/var/lib/apt/lists/can be safely deleted as they will be re-downloaded the next time
apt-get updateis invoked.
For those that do a lot of
bash shell scripting, you’re probably used to the
pipefail shell option (
pipefail? From The Set Builtin docs:
[T]he return value of a pipeline is the status of the last command to exit with a non-zero status, or zero if no command exited with a non-zero status.
So, if you run the statement without the
pipefail option set:
RUN wget -O - https://some.site | wc -l > /number
wget invocation could fail, but as long as the
wc did not, you’d get a exit value of 0 indicating a success. So, the error would be swallowed, which everyone knows is no bueno.
What you want to happen is for an error to be raised the first time something in a pipeline, and that’s what
pipefail allows for.
The problem, of course, is that Docker uses the
Bourne shell (
sh) to execute commands in a
RUN instruction, and the
Bourne shell doesn’t support
pipefail. So, you’re going to need to run it in a command that supports it, such as
To do that, the Docker docs suggest that you use the
exec form of
RUN ["/bin/bash", "-c", "set -o pipefail && wget -O - https://some.site | wc -l > /number"]
ENV line creates a new intermediate layer, just like
RUN commands. This means that even if you unset the environment variable in a future layer, it still persists in this layer and its value can be dumped.
If you have multiple files to be copied into an image but different build steps (that is,
RUN stages) rely upon a different files or only a subset of the total number, then break them up into different
RUN steps. This will help prevent some cache invalidations and will lead to faster build times.
COPY asbits.[c,h] ./ RUN gcc asbits.c COPY the_universe.* ./
Will have fewer cache invalidations for the
RUN step than:
COPY the_universe.* asbits.[c,h] ./ RUN gcc asbits.c
Generally speaking, only use
ADD when needing to extract a local tarball into the image. Also, rather than using
ADD to fetch a remote package, use
wget so then you can remove the download, reducing the overall image size.
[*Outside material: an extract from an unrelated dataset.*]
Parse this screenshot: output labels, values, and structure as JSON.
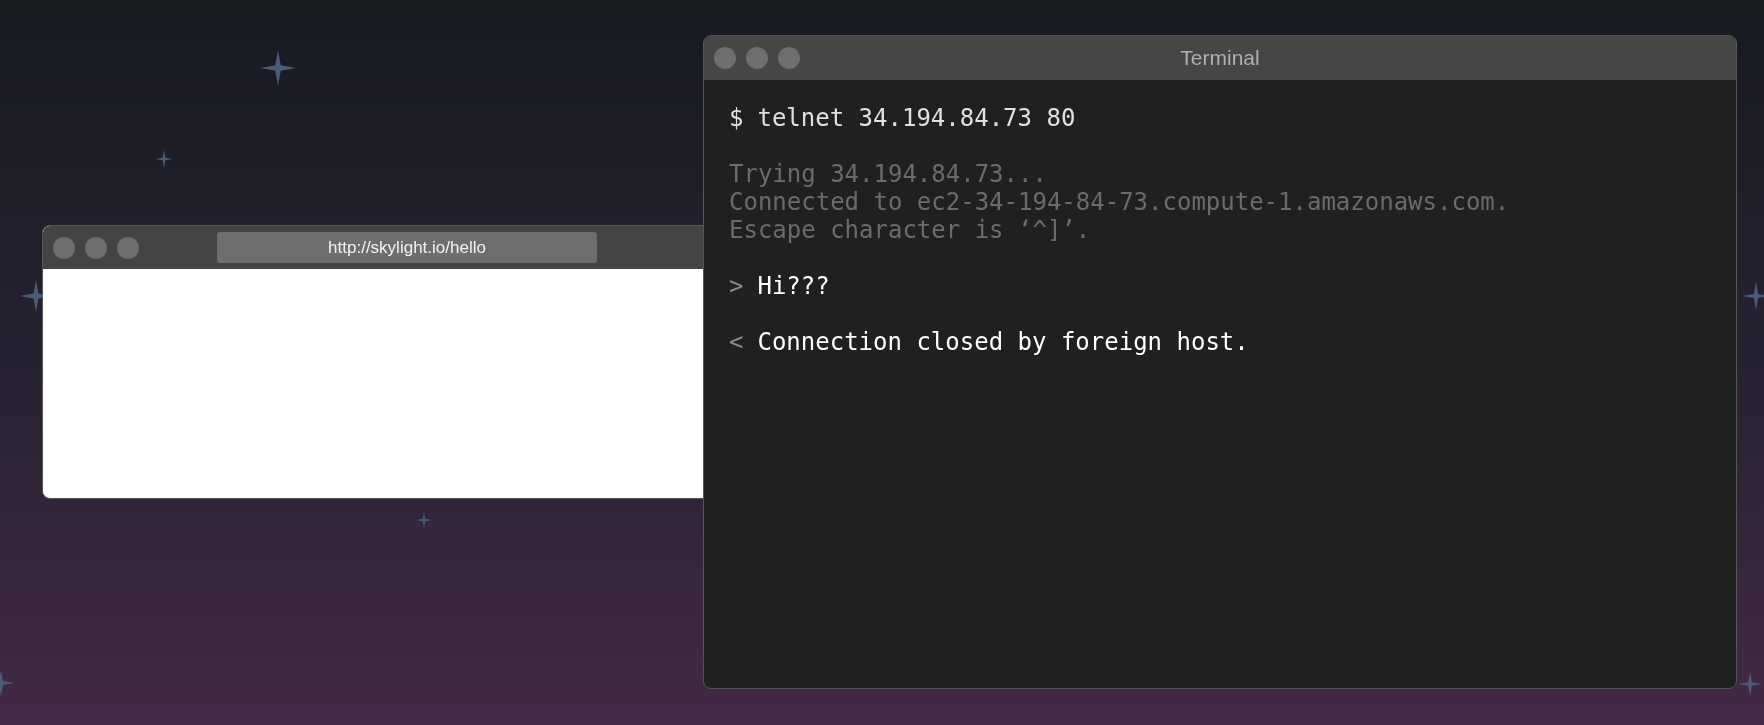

Docker, in its documentation and in every technological nook and cranny on the Internets, wants people to think that it invented container technologies and the Linux kernel. And Unix. The squeeze play. And Louis CK’s comeback.
Yes, Docker is the Milli Vanilli of container technologies. Girl, you know it’s true.